The couple’s partnership worked well. After six months, they hired their first employee. After two years, they moved to an outside office. In 1970, they opened a distribution facility in Minneapolis. Four years later, they opened one in Des Moines.

Eventually the Mills diversified into contract manufacturing and made such household items as shampoos, conditioners, bath and floor cleansers, cosmetics, solutions for baby wipes, deionized water, even “teat dip” for dairy farmers. Mr. Mills had also found a niche in reclamation efforts, taking used chemicals and making them reusable through chemical processing.
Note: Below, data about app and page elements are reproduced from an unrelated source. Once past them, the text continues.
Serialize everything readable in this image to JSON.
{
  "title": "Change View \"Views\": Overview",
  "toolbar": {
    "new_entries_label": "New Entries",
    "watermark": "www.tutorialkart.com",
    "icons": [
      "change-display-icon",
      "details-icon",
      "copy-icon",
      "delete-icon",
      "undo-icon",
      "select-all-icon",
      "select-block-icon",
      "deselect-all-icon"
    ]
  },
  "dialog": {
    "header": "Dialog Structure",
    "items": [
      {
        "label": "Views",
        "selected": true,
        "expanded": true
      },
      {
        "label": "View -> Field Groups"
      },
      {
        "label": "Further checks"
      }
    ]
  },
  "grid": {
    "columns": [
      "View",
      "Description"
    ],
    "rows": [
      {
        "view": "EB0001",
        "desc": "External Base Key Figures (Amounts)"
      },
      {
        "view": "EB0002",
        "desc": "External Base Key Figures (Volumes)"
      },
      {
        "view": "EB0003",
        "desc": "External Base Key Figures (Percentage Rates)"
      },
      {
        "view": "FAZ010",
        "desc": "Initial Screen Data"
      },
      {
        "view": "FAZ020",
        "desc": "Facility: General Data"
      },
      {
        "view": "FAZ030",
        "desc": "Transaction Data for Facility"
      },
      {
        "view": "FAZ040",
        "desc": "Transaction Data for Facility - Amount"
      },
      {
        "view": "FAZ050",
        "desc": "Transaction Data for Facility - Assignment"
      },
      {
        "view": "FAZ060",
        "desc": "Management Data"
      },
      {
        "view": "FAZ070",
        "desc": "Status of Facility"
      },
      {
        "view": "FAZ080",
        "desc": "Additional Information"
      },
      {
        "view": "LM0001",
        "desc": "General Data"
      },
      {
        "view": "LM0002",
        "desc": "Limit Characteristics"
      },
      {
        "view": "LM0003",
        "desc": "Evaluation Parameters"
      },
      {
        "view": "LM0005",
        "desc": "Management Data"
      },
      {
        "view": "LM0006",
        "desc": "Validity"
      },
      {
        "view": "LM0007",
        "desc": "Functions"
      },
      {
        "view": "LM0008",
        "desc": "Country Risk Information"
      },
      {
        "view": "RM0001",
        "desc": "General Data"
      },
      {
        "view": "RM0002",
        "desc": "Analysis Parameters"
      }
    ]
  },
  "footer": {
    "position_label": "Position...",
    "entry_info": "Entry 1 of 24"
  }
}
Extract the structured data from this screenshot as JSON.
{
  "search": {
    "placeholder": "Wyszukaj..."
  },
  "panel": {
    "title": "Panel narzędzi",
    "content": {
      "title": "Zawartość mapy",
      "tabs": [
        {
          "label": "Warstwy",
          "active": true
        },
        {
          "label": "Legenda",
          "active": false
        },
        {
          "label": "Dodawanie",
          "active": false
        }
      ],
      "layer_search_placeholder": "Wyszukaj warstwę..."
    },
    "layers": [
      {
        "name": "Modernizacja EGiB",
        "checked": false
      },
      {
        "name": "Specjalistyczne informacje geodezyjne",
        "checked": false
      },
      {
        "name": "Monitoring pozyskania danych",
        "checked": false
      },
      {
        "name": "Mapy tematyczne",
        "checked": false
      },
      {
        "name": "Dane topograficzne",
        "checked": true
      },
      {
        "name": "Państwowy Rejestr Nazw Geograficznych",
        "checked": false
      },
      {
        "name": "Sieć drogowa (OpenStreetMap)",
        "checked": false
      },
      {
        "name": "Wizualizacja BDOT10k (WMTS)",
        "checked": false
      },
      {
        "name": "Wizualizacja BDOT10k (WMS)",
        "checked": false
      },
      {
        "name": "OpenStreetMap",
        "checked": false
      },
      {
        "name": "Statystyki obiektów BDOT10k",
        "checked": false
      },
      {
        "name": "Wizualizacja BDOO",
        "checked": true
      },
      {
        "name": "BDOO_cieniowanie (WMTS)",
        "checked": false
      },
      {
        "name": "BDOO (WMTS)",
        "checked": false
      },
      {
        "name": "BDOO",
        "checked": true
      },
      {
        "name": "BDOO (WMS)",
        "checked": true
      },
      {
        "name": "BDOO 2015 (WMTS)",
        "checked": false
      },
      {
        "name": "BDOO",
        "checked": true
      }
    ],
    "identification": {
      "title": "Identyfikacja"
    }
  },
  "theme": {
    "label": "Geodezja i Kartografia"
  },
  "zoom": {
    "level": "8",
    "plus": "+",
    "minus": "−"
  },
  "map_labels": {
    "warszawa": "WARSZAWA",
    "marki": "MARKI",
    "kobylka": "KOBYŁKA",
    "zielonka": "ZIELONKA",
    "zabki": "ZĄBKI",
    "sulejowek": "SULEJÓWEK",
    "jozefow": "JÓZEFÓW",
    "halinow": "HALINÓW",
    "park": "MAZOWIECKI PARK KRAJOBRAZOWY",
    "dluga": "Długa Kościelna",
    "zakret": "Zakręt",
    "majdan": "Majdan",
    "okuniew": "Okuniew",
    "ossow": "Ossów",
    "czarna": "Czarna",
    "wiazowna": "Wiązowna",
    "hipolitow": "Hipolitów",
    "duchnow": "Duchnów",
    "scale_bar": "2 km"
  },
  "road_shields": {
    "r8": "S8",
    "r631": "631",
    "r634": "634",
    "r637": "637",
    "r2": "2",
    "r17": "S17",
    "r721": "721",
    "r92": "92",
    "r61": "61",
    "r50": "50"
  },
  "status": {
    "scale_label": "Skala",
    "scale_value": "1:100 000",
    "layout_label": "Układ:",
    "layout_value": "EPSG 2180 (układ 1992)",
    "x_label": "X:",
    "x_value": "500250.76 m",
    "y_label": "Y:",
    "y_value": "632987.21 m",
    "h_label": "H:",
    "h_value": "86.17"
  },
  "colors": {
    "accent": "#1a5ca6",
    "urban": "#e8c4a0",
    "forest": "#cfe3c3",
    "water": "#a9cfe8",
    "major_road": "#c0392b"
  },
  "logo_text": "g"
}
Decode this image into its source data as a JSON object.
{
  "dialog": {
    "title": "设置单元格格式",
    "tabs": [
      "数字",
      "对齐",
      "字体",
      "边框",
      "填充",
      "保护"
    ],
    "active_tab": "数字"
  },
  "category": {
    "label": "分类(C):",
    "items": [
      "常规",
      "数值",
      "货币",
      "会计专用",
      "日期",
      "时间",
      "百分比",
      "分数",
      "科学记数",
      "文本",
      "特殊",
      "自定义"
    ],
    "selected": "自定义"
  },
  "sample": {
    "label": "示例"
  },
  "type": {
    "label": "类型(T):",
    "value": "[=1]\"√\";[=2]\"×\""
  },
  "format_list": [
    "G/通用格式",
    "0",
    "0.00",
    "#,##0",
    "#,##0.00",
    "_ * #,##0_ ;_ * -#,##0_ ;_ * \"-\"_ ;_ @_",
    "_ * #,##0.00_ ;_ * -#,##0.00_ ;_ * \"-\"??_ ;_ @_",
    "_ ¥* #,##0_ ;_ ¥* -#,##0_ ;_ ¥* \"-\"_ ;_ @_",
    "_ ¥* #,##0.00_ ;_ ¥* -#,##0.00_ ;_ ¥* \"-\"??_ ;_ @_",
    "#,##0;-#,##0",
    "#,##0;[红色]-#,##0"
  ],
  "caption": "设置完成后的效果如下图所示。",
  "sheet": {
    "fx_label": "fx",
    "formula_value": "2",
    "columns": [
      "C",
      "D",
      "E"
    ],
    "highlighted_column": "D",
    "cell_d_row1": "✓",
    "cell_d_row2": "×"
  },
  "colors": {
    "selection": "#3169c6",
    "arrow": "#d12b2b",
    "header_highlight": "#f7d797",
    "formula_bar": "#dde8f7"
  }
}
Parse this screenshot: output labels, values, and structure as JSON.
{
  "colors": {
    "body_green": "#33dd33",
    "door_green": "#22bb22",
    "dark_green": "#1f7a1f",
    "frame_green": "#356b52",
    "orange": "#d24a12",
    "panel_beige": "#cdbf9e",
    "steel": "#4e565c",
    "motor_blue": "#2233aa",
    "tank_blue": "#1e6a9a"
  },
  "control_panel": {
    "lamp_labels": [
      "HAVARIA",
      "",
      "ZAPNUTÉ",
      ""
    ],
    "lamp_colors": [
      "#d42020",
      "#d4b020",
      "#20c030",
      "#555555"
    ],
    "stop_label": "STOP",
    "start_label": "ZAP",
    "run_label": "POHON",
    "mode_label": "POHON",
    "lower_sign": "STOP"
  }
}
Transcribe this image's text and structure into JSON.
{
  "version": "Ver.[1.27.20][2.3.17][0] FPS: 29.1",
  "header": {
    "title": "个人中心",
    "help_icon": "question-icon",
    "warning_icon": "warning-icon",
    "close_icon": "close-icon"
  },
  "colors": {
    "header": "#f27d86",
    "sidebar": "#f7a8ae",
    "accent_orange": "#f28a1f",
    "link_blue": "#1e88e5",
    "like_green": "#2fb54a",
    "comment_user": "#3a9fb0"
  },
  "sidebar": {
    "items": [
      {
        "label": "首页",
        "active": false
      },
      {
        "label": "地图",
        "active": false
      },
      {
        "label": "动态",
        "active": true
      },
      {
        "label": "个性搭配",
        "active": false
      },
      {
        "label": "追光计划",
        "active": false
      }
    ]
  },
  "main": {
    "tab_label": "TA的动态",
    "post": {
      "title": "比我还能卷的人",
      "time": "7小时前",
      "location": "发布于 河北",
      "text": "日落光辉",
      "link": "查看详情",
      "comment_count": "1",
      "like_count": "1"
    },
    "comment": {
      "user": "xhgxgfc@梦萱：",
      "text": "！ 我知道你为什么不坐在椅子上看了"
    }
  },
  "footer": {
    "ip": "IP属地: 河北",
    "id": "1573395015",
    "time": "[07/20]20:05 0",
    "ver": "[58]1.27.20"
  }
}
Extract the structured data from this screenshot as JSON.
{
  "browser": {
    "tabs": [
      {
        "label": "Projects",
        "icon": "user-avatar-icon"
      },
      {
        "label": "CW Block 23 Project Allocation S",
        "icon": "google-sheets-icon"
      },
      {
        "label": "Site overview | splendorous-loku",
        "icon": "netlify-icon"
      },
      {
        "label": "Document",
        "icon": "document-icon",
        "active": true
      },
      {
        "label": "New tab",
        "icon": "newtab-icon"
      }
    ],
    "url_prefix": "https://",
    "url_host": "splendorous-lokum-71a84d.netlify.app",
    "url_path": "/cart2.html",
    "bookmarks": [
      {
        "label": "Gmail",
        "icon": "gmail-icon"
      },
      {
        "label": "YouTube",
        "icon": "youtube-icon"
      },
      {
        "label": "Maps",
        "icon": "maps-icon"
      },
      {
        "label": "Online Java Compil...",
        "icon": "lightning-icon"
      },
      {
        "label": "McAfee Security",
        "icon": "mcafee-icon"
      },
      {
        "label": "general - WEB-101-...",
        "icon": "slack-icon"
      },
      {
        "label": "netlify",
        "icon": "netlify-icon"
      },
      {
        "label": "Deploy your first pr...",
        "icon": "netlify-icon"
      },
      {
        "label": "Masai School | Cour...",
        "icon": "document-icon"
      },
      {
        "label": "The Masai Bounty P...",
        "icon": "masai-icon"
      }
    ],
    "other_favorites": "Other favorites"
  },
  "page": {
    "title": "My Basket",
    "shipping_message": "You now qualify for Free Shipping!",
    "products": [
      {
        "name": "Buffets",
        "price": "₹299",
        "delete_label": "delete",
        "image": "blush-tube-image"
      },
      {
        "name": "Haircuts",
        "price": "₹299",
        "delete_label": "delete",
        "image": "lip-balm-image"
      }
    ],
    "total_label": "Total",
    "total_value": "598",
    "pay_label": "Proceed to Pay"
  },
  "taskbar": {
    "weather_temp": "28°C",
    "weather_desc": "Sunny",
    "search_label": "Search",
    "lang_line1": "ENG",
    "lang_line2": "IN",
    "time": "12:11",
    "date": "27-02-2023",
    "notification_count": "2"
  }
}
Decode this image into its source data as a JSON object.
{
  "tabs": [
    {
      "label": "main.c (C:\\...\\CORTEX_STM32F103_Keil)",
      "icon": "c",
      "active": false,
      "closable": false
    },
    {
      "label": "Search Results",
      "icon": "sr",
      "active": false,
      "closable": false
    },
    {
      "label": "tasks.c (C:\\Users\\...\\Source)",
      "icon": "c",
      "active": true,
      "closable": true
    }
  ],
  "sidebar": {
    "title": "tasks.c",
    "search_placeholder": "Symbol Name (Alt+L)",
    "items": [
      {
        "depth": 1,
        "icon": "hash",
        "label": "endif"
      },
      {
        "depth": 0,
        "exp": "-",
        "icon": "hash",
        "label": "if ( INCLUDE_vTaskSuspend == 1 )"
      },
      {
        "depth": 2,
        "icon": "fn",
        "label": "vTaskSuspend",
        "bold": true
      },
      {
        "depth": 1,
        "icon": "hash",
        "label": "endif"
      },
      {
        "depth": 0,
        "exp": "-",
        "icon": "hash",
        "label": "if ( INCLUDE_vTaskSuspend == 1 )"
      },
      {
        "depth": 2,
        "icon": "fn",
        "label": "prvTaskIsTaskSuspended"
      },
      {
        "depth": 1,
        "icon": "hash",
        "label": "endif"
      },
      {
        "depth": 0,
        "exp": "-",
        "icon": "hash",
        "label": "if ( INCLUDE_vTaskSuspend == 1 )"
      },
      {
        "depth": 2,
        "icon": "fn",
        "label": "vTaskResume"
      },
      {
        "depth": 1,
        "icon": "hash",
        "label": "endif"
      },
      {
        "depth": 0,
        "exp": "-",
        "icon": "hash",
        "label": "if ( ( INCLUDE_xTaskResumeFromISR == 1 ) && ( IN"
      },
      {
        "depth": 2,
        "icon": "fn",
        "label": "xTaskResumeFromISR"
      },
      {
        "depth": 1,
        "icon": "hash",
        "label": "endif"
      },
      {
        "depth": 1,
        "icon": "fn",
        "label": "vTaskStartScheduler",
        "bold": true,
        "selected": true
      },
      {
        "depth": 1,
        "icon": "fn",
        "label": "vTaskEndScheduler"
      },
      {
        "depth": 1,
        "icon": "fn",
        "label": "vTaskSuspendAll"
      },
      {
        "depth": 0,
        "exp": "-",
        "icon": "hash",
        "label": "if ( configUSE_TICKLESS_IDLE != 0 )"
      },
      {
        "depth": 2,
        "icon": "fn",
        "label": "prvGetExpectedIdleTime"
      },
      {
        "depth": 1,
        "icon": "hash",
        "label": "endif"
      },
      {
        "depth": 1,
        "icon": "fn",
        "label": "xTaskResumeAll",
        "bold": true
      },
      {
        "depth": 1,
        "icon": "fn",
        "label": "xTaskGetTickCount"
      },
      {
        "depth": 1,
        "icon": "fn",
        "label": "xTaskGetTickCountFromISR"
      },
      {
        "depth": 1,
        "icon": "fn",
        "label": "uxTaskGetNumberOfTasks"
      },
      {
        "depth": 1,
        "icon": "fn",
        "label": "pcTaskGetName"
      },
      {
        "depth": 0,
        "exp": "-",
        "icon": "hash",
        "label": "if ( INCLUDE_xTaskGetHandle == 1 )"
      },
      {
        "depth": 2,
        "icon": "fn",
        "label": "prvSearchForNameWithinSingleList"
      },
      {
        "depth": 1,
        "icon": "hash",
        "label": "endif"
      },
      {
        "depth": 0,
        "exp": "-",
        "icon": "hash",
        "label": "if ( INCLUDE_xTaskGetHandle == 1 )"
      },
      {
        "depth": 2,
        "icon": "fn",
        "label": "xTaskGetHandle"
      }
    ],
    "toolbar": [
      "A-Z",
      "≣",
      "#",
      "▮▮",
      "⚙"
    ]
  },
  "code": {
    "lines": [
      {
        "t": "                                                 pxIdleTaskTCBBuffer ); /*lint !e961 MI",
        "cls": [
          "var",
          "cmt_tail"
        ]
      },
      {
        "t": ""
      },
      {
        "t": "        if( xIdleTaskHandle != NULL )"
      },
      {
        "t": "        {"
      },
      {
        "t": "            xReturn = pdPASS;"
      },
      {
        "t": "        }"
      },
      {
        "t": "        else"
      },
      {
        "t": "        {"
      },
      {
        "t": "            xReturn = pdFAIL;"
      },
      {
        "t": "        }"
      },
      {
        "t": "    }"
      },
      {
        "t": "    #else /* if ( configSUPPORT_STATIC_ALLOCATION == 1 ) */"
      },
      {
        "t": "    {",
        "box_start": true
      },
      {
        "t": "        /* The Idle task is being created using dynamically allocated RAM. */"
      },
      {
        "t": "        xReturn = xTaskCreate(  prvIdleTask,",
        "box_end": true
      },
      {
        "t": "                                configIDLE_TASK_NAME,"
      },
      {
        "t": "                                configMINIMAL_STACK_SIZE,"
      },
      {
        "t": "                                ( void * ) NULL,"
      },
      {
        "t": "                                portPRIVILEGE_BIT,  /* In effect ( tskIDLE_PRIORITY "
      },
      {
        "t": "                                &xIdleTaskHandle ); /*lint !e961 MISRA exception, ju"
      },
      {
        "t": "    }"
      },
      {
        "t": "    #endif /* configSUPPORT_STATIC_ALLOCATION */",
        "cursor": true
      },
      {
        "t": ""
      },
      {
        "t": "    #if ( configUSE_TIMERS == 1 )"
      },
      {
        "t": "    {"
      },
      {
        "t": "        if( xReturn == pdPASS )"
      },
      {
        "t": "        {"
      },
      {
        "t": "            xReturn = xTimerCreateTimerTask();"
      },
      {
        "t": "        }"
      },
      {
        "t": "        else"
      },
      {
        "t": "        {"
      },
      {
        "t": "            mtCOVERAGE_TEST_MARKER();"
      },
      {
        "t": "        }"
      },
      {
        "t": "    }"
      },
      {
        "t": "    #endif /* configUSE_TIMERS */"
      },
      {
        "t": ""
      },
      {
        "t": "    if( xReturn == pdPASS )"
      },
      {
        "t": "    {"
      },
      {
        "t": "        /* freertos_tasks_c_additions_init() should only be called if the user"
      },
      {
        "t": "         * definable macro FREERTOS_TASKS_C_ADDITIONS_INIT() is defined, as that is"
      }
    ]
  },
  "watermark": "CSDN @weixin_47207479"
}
His customers included industry giants such as American Can Corporation, Minnesota Mining, S.C. Johnson, Valspar, and Pittsburgh Paint & Glass.

Meanwhile, as chairman of the board and CEO of Milsolv Companies, Mills had become an industry leader. He was President of the Wisconsin Paint and Coatings Association and Director of the Affiliated Chemical Group, an insurance association.

Mr. Mills built a plant to make fuel-grade ethyl alcohol. By 1998, his company (now known as Milsolv Companies) had grown to 160 employees and was doing $112 million in business with active business concerns in Wisconsin, Minnesota, and Iowa. Mrs. Mills was with him every step of the way. “She’s been the best business partner I’ve ever had.”

But this man of business and technical work had little interest in Catholic liberal education until he started seeing the effects it had on his children and met their friends. Over time, he became a fervent advocate of Thomas Aquinas College and in 1992 joined its board of governors. (He previously served as a director of the Wisconsin Federation of Independent Colleges.)

In 1998, the Mills sold their business and eventually retired to Oak View, Calif. Then, after 54 years of marriage and having raised 10 children, Mrs. Mills passed away in 2004. In honor of their decades of generosity to the College, Mr. and Mrs. Mills were inducted into the Order of St. Albert the Great in 2010.

Mr. Mills retired from the College’s Board of Governors in 2006, and by resolution of his erstwhile colleagues, he was granted emeritus status in honor of his many years of exemplary work.